Why Tattoos are Forbidden at Hot Springs

spa, hot spring, onsen Japan

In the past few years, there has been a lot of talk about people with tattoos. They are being denied to enter into all public baths and hot springs facilities. The fact that our lifestyles are changing, it is probably a factor in the controversy over the rejection of tattoos. But let’s take a look at the roots and reasons why tattoos are being rejected from public baths and hot springs in Japan.


Looking at the history of Japan, it was thought that people were tattooed in the Jomon period based on the patterns of clay figurines. After that, tattoos came to be used to recognize who they were and where they came from. Around the Nara period (710-794), tattoos became a form of punishment. In the Edo period (1603-1868), tattoos were given to criminals as a form of punishments. The content of the tattoos varied from region to region.

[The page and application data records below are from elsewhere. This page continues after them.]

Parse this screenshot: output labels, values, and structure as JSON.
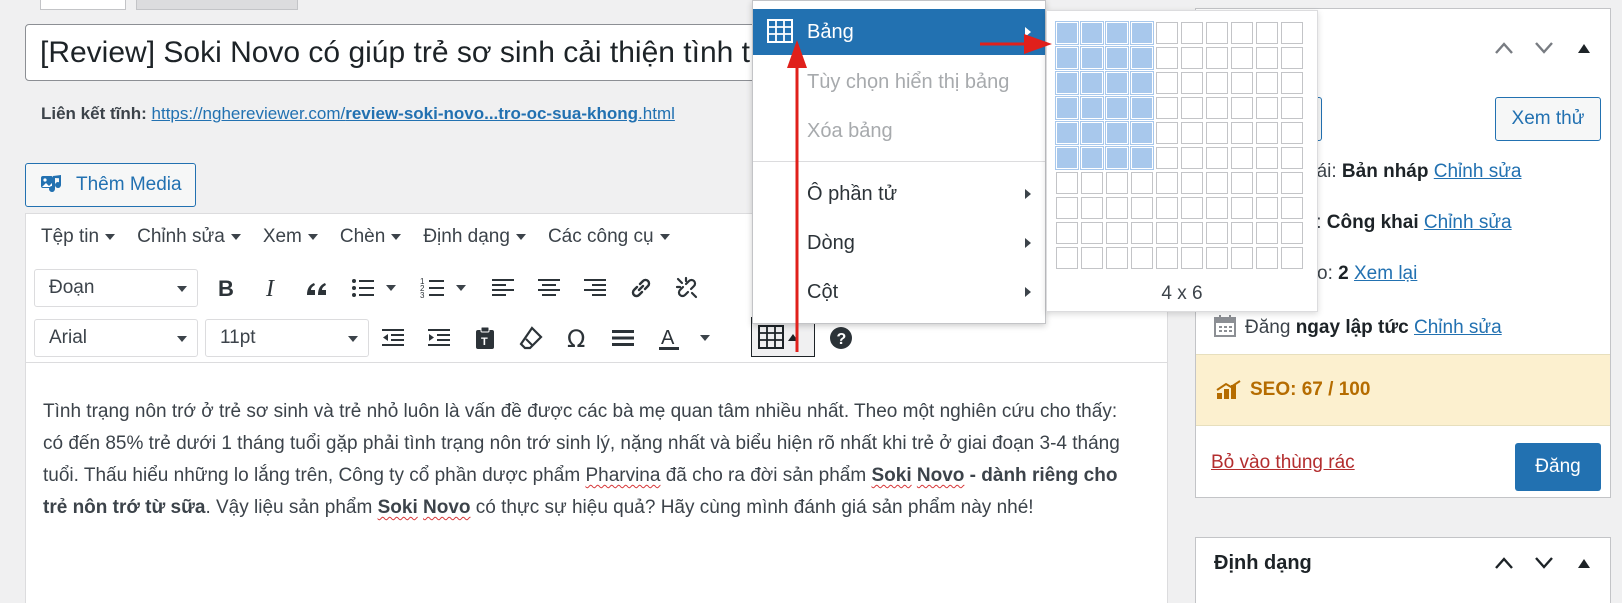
{
  "post": {
    "title": "[Review] Soki Novo có giúp trẻ sơ sinh cải thiện tình trạng nôn trớ sữa không",
    "permalink_label": "Liên kết tĩnh:",
    "permalink_base": "https://nghereviewer.com/",
    "permalink_slug": "review-soki-novo...tro-oc-sua-khong",
    "permalink_ext": ".html"
  },
  "media_button": "Thêm Media",
  "menubar": [
    "Tệp tin",
    "Chỉnh sửa",
    "Xem",
    "Chèn",
    "Định dạng",
    "Các công cụ"
  ],
  "toolbar": {
    "paragraph_select": "Đoạn",
    "font_select": "Arial",
    "size_select": "11pt"
  },
  "table_menu": {
    "items": [
      {
        "label": "Bảng",
        "state": "active",
        "submenu": true
      },
      {
        "label": "Tùy chọn hiển thị bảng",
        "state": "disabled"
      },
      {
        "label": "Xóa bảng",
        "state": "disabled"
      },
      {
        "label": "Ô phần tử",
        "state": "normal",
        "submenu": true
      },
      {
        "label": "Dòng",
        "state": "normal",
        "submenu": true
      },
      {
        "label": "Cột",
        "state": "normal",
        "submenu": true
      }
    ]
  },
  "grid_picker": {
    "rows": 10,
    "cols": 10,
    "selected_cols": 4,
    "selected_rows": 6,
    "label": "4 x 6"
  },
  "content": {
    "p1": "Tình trạng nôn trớ ở trẻ sơ sinh và trẻ nhỏ luôn là vấn đề được các bà mẹ quan tâm nhiều nhất. Theo một nghiên cứu cho thấy: có đến 85% trẻ dưới 1 tháng tuổi gặp phải tình trạng nôn trớ sinh lý, nặng nhất và biểu hiện rõ nhất khi trẻ ở giai đoạn 3-4 tháng tuổi. Thấu hiểu những lo lắng trên, Công ty cổ phần dược phẩm ",
    "brand": "Pharvina",
    "p2": " đã cho ra đời sản phẩm ",
    "bold1_a": "Soki",
    "bold1_sp": " ",
    "bold1_b": "Novo",
    "bold1_rest": " - dành riêng cho trẻ nôn trớ từ sữa",
    "p3": ". Vậy liệu sản phẩm ",
    "bold2_a": "Soki",
    "bold2_sp": " ",
    "bold2_b": "Novo",
    "p4": " có thực sự hiệu quả? Hãy cùng mình đánh giá sản phẩm này nhé!"
  },
  "sidebar": {
    "preview_button": "Xem thử",
    "status_prefix": "hái: ",
    "status_value": "Bản nháp",
    "visibility_prefix": "ị: ",
    "visibility_value": "Công khai",
    "revisions_prefix": "o: ",
    "revisions_value": "2",
    "revisions_link": "Xem lại",
    "edit_link": "Chỉnh sửa",
    "schedule_text": "Đăng ",
    "schedule_bold": "ngay lập tức",
    "seo": "SEO: 67 / 100",
    "trash": "Bỏ vào thùng rác",
    "publish": "Đăng",
    "format_title": "Định dạng"
  },
  "colors": {
    "accent": "#2271b1",
    "grid_selected": "#a8c8ec",
    "seo_bg": "#fcf0cf",
    "arrow": "#e0201b"
  }
}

It is interesting to know that in Wakayama Prefecture, criminals were tattooed with the word “evil” on their arms . In addition, criminals who repeatedly committed crimes would have characters such as “大” or “犬” tattooed on their foreheads. Later, in the Meiji era (1868-1912), to establish a modern state, the Dajokan ordinance of 1872 abolished the practice of tattooing and banned the practice of tattooing for decorative purposes.

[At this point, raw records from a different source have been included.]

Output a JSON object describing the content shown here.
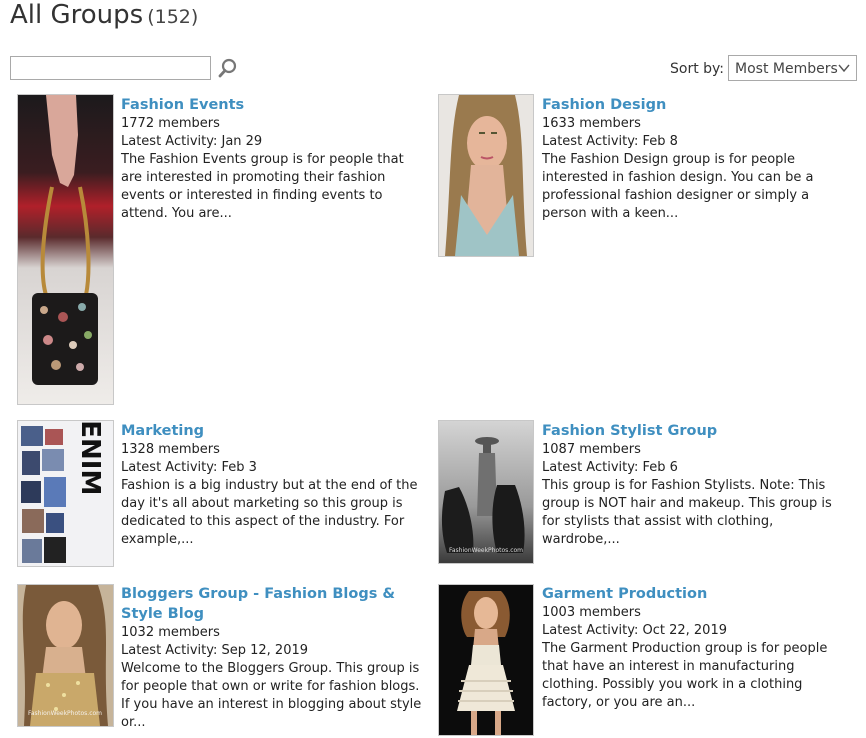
{
  "header": {
    "title": "All Groups",
    "count": "(152)"
  },
  "search": {
    "placeholder": ""
  },
  "sort": {
    "label": "Sort by:",
    "selected": "Most Members"
  },
  "groups": [
    {
      "name": "Fashion Events",
      "members": "1772 members",
      "activity": "Latest Activity: Jan 29",
      "description": "The Fashion Events group is for people that are interested in promoting their fashion events or interested in finding events to attend. You are..."
    },
    {
      "name": "Fashion Design",
      "members": "1633 members",
      "activity": "Latest Activity: Feb 8",
      "description": "The Fashion Design group is for people interested in fashion design. You can be a professional fashion designer or simply a person with a keen..."
    },
    {
      "name": "Marketing",
      "members": "1328 members",
      "activity": "Latest Activity: Feb 3",
      "description": "Fashion is a big industry but at the end of the day it's all about marketing so this group is dedicated to this aspect of the industry. For example,..."
    },
    {
      "name": "Fashion Stylist Group",
      "members": "1087 members",
      "activity": "Latest Activity: Feb 6",
      "description": "This group is for Fashion Stylists. Note: This group is NOT hair and makeup. This group is for stylists that assist with clothing, wardrobe,..."
    },
    {
      "name": "Bloggers Group - Fashion Blogs & Style Blog",
      "members": "1032 members",
      "activity": "Latest Activity: Sep 12, 2019",
      "description": "Welcome to the Bloggers Group. This group is for people that own or write for fashion blogs. If you have an interest in blogging about style or..."
    },
    {
      "name": "Garment Production",
      "members": "1003 members",
      "activity": "Latest Activity: Oct 22, 2019",
      "description": "The Garment Production group is for people that have an interest in manufacturing clothing. Possibly you work in a clothing factory, or you are an..."
    }
  ],
  "thumbnails": {
    "denim_letters": "DENIM",
    "stylist_caption": "FashionWeekPhotos.com",
    "blogger_caption": "FashionWeekPhotos.com"
  },
  "colors": {
    "link": "#3f8fc0",
    "border": "#c8c8c8"
  }
}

Until 1948, tattooing was outlawed in Japan. This historical background is thought to be the reason why tattoos are still considered anti-social . The reason why the ”negative image” of tattoos has been established in Japan.

Bad image


Even after tattoos were banned in the Meiji era (1868-1912), they were still used by gangsters to show their loyalty to the organization. As a result, the image of “tattoos = gangs” was created, and it can be said that tattoos were used to intimidate the people around them.

Also in the past, not every household had taken their showers. Therefore, for the safety and security of the general public, many public bathhouses and hot springs facilities (especially those in the private sector) still, restricted the entry of people with tattoos.

The Case of Fashion

The Case of Fashion

The problem here is that people who have tattoos as an art form or fashion items may also be subject to entry restrictions. It may be difficult to draw a line between those who are gang-related and those who are not. In addition, even if small tattoos are allowed, they had  made other customers uncomfortable, and it may be difficult to control this kind of situation .So  it may be more reasonable for public bath and hot spring facilities to prohibit all people who have tattoos.

Recently, there have been cases where people are allowed to enter as long as they wear a swimsuit like a rash guard that hides their tattoos, and some hot spring facilities in tourist areas accept people with  tattoos.

Rather than prohibiting the entry of people with tattoos, it may be a good idea to take some measures (such as wearing rash guards, or banning people from bathing if they cause trouble) to ease the entry of people with tattoos.